### INSTRUCTIONS TO FOLLOW
Search the listing for the word "transform" and copy every line where it turns up.

INFORMATION SHOWN Start Marker

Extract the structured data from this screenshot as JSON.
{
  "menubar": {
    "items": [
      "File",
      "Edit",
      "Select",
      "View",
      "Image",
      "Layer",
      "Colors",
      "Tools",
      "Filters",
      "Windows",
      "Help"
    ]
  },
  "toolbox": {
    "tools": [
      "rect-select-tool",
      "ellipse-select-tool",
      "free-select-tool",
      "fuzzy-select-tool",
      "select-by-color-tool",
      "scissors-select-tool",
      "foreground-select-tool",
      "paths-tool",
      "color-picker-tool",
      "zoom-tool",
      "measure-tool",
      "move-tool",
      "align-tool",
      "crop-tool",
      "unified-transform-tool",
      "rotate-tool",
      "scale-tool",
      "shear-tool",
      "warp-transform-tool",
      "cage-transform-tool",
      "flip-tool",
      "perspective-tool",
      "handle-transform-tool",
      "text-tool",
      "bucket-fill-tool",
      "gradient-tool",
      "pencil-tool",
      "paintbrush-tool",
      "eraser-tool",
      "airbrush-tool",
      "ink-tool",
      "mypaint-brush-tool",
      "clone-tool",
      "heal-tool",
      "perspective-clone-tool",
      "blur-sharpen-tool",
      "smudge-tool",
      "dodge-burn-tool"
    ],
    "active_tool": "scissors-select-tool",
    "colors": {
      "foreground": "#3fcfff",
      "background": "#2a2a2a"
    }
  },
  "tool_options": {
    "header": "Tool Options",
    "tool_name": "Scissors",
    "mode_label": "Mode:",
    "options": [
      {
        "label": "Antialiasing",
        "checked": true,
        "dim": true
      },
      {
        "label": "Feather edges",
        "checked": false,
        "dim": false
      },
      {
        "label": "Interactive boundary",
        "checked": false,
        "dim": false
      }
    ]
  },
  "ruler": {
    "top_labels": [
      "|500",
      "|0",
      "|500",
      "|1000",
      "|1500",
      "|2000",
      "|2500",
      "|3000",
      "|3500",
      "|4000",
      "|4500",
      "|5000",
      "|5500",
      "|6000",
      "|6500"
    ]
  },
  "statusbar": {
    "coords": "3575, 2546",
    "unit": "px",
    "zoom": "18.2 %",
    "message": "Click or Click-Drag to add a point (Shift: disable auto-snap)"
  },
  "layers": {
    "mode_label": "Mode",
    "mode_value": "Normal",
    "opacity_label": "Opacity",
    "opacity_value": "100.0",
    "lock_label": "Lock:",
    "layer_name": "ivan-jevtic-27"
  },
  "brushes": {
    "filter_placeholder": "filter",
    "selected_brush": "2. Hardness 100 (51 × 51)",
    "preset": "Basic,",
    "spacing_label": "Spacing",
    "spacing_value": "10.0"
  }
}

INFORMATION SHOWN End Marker

### ANSWER SECTION
      "unified-transform-tool",
      "warp-transform-tool",
      "cage-transform-tool",
      "handle-transform-tool",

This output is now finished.